University of Missouri Extension is research based information that is relevant, reliable, and responsive to the needs of our clientele. From home finance to nutrition and fitness, to agronomy, farm and business planning, to family dynamics, ...
University of Missouri Extension is research based information that is relevant, reliable, and responsive to the needs of our clientele. From home finance to nutrition and fitness, to agronomy, farm and business planning, to family dynamics, extension has information for you. The purpose of this blog is to inform and educate the community on programs and information that impacts your daily life. Sharing of this information should steer you in the path of increased knowledge and awareness of where to find answers to your questions.
Gail Carlson, MPH, Ph.D., former Health Education Specialist, University of Missouri Extension
True or false: Feeling let down, sad, tired or lacking in energy after the holidays is usually a sign that the holidays were disappointing, unpleasant or did not meet expectations?
Many people will answer “true” when asked this question. The holidays can be a time of joy, fun and excitement, but they can also be tiring, disappointing and tension packed. People sometimes feel blue or let down during or immediately after the holidays. It is easy to assume that these feelings are a sign that the holiday did not go well or that changes need to be made. That might be one explanation. However, that let-down feeling may be nothing more than your body's need to relax and recuperate after a very busy and hectic schedule.
During the holidays, there are many events, activities and people that act as stressors, causing stress overload. Some stressors are caused by negative events while others are the result of things that we look forward to. Stress can be caused by a single major event such as the disappointment that occurs when an unexpected ice storm keeps family members away from a planned gathering. Or it can result when little things pile up, even things we enjoy.
Negative stressors that can occur around the holidays are family arguments, disappointment over gifts, concern about spending too much money, loneliness, not being able to get home for the holidays, not enough sleep, too many people, etc.
But, events that we truly look forward to and enjoy can also be stressful — visiting with friends and families, shopping for and wrapping gifts, preparing food, decorating the house, too many parties and late evenings, overindulging, the added tension of having house guests, time constraints, the change of routine and pace, etc.
The body needs a chance to recover from stress. Without these rest periods, individuals are more susceptible to emotional tension and physical illness. There is also more risk of a breakdown in family communication.

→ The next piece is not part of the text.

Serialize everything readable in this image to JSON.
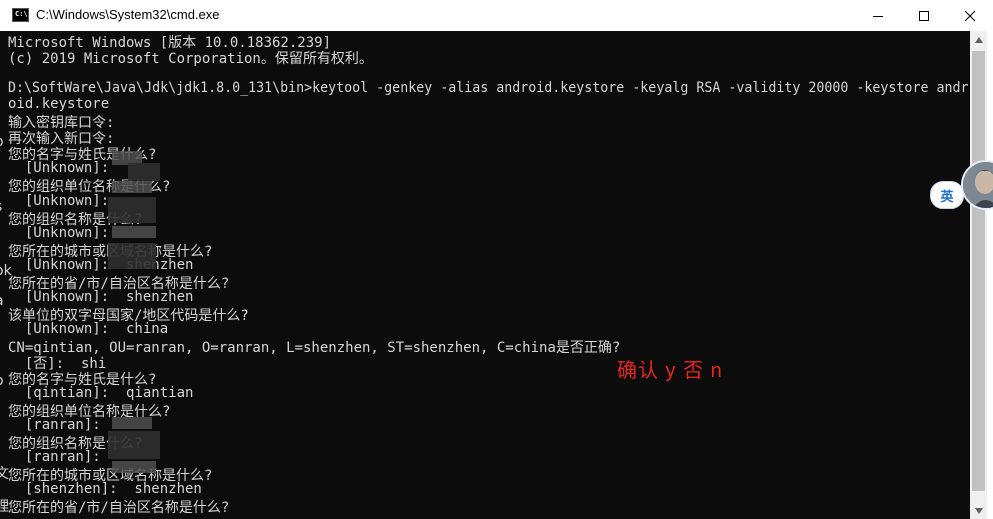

It is important to remember that some people do become truly depressed during the holidays. Holidays are not a magical cure for people who are lonely and sad. The best gift you might be able to give someone who is depressed is the assurance that you don't expect him/her to automatically feel better because it is a holiday. Encourage involvement in holiday activities and events, but give that person some space and permission to leave when they feel they need to.
While some things are beyond our control, there are things we can do to keep holiday stress in check.